Posted at January 21, 2018
As I've been working to improve Bluebird Pocket Planner, I've also been casually on the look out for news articles that echo the reason why I started this paper-based way of working: It's really hard to stay away from smartphones and all the social media signals they send us, and it can be even harder to get meaningful work done amid all that noise.
Below are just a few of those selected articles, as well as a few key excerpts. But do click through and give them all a read, as many communicate this idea far more eloquently than I ever could:
Alex Wood on realizing his smartphone addition, like so many of us:
After my shower, I checked Twitter. Do you realise how hard it is to dry yourself with one hand? Breakfast fought for my attention as I scrolled through my tweets. Twitter won. Breakfast went cold. Instagram was top of mind as I walked to the station. I was so absorbed I forgot to look ahead. Then I crashed into a commuter. She was taking a selfie. I’m a smartphone addict. And I'm not the only one.
Victoria Song describes the panic of losing her phone during a crisis situation:
[P]riority No. 1 was finding my phone. Not just so I could get home and find my friends, but because my entire life was on there. My bank information. My work and personal emails. The contact information of my friends and family. My horrible emo poetry. Anyone who had it could potentially access everything there is to know about me. I don't think I truly relaxed until I had it safe in my hands again. [. . .] I don't know what that says about me, or you, or about society as a whole. All I know is that I'm trapped on this exhausting roller coaster of needing—but hating—my smartphone, and I don't know how to get off.
Eric Andrew-Gee on how smartphones make us "stupid, antisocial, and unhealthy":
To ensure that our eyes remain firmly glued to our screens, our smartphones – and the digital worlds they connect us to – internet giants have become little virtuosos of persuasion, cajoling us into checking them again and again – and for longer than we intend.
10 years into this age of connectedness, we have learned something troubling: Being connected to everyone all the time makes us less attentive to the people we care about most.
Craig Mod on smartphones and social media encroaching on his focus:
The medium was no longer the message, it was just an asshole. [...] I want my attention back.
...and how he got back on track by disconnecting:
Disconnection helped me remember what the mind felt like before I had lost my attention.
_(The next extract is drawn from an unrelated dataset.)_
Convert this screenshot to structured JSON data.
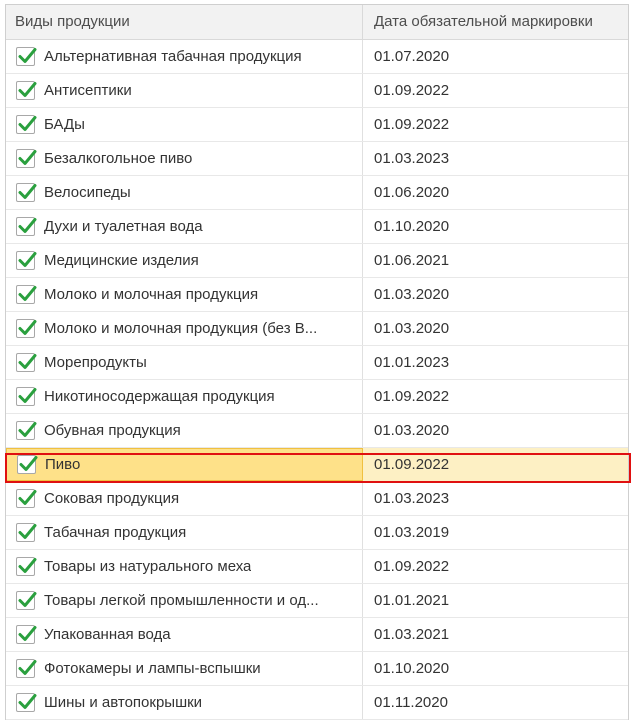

Reminded me how it felt to wash off that funereal glaze that seemed to coat us all, and to return to the world — however thick the gloom — with clarity and purpose, able to help out in far better ways than I could have had I stayed online.